(Stored items)

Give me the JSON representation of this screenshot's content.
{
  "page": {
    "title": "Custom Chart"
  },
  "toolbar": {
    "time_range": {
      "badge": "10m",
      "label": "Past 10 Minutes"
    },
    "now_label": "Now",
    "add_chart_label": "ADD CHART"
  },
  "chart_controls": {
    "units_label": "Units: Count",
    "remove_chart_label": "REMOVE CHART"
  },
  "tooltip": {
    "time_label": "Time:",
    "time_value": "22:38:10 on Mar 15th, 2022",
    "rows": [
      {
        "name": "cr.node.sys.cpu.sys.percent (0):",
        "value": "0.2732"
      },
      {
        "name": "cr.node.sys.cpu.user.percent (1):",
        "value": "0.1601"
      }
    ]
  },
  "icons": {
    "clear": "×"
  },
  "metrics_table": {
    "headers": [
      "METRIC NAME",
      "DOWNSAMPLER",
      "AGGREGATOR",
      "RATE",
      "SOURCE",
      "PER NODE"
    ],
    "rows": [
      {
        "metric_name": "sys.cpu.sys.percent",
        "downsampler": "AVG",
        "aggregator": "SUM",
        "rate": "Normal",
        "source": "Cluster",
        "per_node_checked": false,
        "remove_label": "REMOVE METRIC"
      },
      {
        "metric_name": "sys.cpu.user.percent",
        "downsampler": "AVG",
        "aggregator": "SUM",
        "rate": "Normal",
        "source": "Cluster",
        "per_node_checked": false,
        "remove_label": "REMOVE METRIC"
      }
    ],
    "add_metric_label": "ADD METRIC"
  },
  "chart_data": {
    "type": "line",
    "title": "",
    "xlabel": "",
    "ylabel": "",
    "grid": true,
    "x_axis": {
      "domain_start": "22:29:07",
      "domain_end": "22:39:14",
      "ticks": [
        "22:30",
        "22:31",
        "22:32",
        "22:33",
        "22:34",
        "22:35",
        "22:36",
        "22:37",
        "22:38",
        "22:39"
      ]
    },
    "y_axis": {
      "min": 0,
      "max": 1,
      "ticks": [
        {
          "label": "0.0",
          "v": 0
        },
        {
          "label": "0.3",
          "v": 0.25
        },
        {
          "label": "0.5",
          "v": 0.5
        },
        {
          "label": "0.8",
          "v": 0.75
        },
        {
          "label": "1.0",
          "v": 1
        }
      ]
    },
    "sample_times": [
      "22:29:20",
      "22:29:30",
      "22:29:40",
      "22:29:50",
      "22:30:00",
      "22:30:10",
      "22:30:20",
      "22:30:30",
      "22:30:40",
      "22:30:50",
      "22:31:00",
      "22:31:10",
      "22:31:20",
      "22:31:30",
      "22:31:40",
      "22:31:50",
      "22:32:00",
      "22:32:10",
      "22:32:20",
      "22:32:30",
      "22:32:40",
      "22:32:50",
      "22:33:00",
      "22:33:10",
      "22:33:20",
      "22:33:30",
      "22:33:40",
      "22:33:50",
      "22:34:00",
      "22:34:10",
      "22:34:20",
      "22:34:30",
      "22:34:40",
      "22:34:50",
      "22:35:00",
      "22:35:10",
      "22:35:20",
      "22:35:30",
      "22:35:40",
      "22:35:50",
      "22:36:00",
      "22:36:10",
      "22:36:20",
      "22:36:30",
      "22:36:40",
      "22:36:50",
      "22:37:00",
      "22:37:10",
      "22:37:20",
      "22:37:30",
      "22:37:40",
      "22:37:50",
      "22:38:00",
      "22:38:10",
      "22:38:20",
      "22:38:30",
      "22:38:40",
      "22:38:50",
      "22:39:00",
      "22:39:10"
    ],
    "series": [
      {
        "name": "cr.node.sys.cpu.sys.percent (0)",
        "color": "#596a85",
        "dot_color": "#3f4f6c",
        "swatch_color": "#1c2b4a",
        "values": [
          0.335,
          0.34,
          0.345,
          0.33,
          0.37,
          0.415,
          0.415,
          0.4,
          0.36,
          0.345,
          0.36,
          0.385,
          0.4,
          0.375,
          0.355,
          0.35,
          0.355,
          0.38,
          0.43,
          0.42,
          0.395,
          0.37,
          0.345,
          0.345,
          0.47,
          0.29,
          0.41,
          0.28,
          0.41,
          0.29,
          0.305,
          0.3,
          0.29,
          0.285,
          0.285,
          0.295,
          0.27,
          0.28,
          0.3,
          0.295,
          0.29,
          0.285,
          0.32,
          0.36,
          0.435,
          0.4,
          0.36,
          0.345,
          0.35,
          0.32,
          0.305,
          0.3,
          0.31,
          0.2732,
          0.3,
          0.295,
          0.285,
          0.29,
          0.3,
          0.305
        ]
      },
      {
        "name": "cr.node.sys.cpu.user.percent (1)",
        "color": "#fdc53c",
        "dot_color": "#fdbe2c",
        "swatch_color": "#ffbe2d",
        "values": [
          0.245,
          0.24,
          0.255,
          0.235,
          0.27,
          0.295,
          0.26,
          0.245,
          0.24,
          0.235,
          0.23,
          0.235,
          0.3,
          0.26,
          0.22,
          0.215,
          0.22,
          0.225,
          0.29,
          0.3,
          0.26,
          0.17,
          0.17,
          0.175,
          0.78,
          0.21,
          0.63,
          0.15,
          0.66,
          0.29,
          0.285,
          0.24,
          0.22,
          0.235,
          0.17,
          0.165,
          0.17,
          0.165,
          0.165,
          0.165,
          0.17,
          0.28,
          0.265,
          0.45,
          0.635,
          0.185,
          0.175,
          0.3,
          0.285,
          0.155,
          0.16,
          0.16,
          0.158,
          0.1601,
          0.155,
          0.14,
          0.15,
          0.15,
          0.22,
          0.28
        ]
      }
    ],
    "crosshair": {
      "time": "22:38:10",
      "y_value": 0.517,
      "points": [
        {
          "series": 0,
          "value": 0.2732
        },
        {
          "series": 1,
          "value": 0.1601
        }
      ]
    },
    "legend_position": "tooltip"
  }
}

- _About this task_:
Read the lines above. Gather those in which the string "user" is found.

- _Solution_:
        "name": "cr.node.sys.cpu.user.percent (1):",
        "metric_name": "sys.cpu.user.percent",
        "name": "cr.node.sys.cpu.user.percent (1)",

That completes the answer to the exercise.